Mr. Trump: I’m gonna tell you what I told Steve, and that’s that I haven’t heard about testing in weeks. And as I already said during the briefing, “The models show hundreds of thousands of people are going to die. I want to come way under the models. The professionals did the models. I was never involved in a model. But — at least this kind of a model.”
R.E. Porter: I know that you were already asked about this, but I’d like to repeat Kristin Fisher’s question: “The Inspector General for the Department of Health and Human Services recently released a report on over 300 hospitals across the country and the number one complaint from those hospitals were severe shortages of testing supplies and really long wait —”
Mr. Trump: It’s just wrong, it’s just wrong […] Give me the name of the inspector general, could politics be entered into this?
R.E. Porter: But this is your own governme—
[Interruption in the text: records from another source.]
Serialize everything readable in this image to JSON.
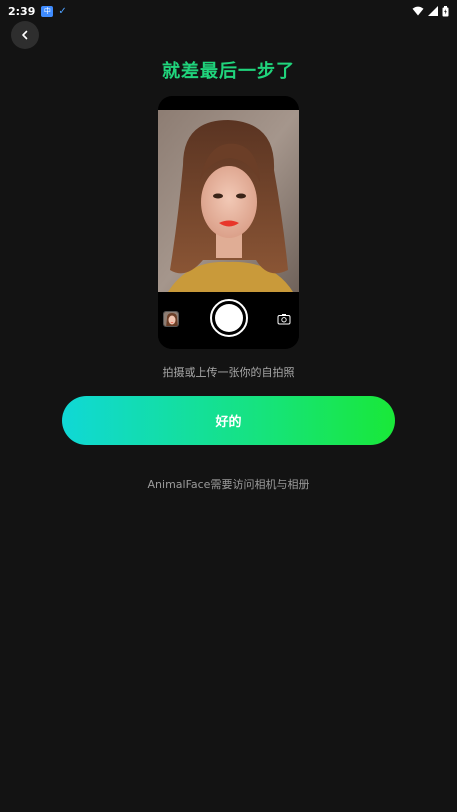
{
  "status_bar": {
    "time": "2:39",
    "app_icon_text": "中",
    "check_glyph": "✓",
    "icons": [
      "wifi-icon",
      "signal-icon",
      "battery-icon"
    ]
  },
  "header": {
    "back_icon": "chevron-left-icon",
    "title": "就差最后一步了"
  },
  "camera_preview": {
    "shutter_icon": "shutter-icon",
    "gallery_icon": "gallery-thumbnail",
    "flip_icon": "flip-camera-icon"
  },
  "instruction": "拍摄或上传一张你的自拍照",
  "primary_button": {
    "label": "好的"
  },
  "permission_note": "AnimalFace需要访问相机与相册",
  "colors": {
    "background": "#131313",
    "title": "#20d47c",
    "button_gradient_start": "#10d8d6",
    "button_gradient_end": "#19e838"
  }
}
Mr. Trump: You should be thanking me, congratulating me, not asking such horrid questions. You see what you’re doing, this is what the media always do. Now you’re just stigmatizing me for being president. Guess what? I’m president. I’m making good decisions. If you’d actually read my book “Trump: Think Like a Billionaire,” maybe you’d be able to rest easy knowing that I “treat each decision like a lover.” That’s why I’m not worried about testing.
R.E. Porter: Mr. President, all of the information points to there being considerable reason to worry about your testing situation. Accurate information is essential in order to keep Americans healthy and safe. Fox News correspondent Geraldo Rivera recently said, “If you can hold your breath for 10 seconds then you don’t have this disease.” Do you have a response for people who have spread dangerous information and debunked claims like that?
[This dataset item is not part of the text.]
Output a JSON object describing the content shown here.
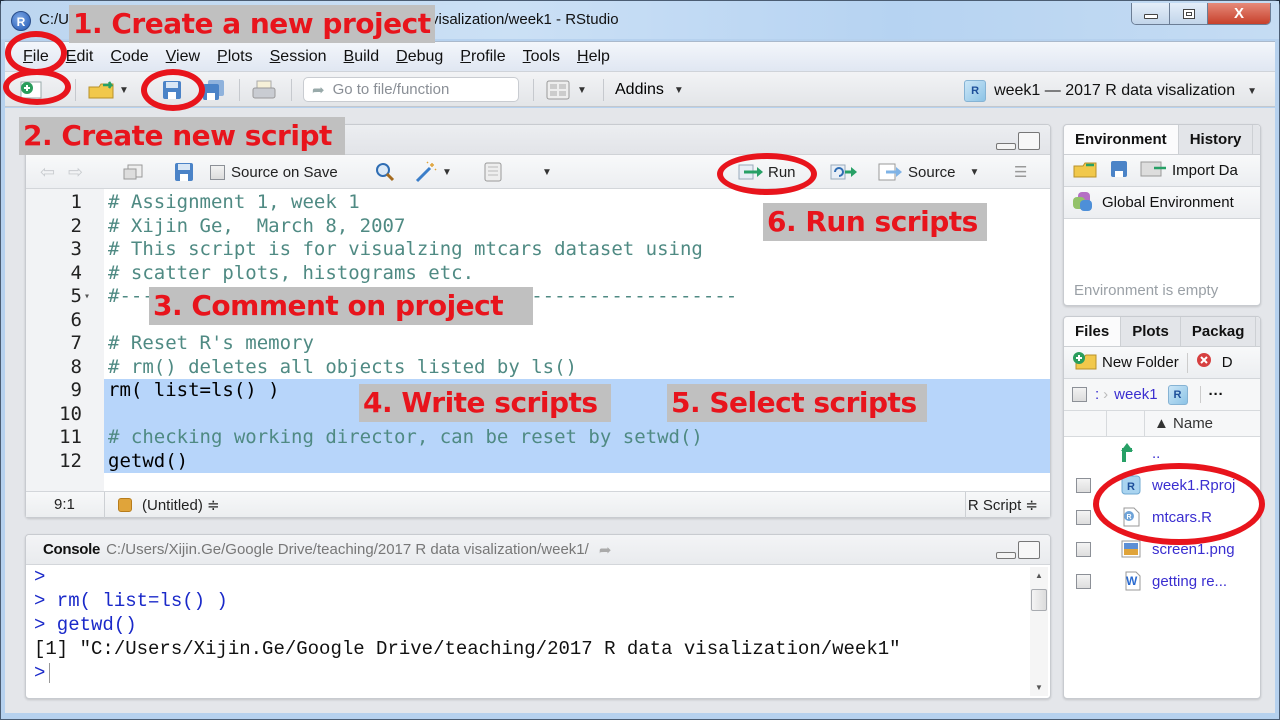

Mr. Trump: Geraldo Rivera is a friend of mine, but he did something that I thought was absolutely terrible and he admits it was a mistake. He wrote a book naming many of the famous women that he slept with. I would never do that — I have too much respect for women in general, but if I did, the world would take serious notice. Beautiful, famous, successful, married — I’ve had them all, secretly, the world’s biggest names, but unlike Geraldo I don’t talk about it.
R.E. Porter: Sir, that doesn’t answer the ques—
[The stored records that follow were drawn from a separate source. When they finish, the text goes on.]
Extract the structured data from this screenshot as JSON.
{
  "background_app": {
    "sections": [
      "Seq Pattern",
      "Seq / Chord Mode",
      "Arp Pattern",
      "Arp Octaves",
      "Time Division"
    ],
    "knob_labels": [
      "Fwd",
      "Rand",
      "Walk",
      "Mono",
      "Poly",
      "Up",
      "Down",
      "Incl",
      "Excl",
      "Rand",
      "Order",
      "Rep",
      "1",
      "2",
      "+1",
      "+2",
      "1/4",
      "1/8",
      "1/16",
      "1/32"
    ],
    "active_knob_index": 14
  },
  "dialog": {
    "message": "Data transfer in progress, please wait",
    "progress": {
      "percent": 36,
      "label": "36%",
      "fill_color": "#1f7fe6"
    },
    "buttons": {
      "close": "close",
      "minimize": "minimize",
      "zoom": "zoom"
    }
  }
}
Mr. Trump: Listen to me, I’ll decide what my response is, okay? As I also wrote in “Trump: Think Like a Billionaire,” “Sometimes you decide immediately — love at first sight. Sometimes you go slowly—the long engagement. […] Sometimes you’ll think with your head. Other times you’ll think with other parts of your body, and that’s good.”
Anonymous [offstage]: Goddamnit! This pizza is totally burnt to a crisp! And what did I overhear about a rash of rationing? What type of testing have you actually been talking about this whole time anyway?
Written by: Benjamin Porter— firstname.lastname@example.org
(This article is humor and/or satire, and its content is purely fictional. The story and the names of “sources” are fictionalized.)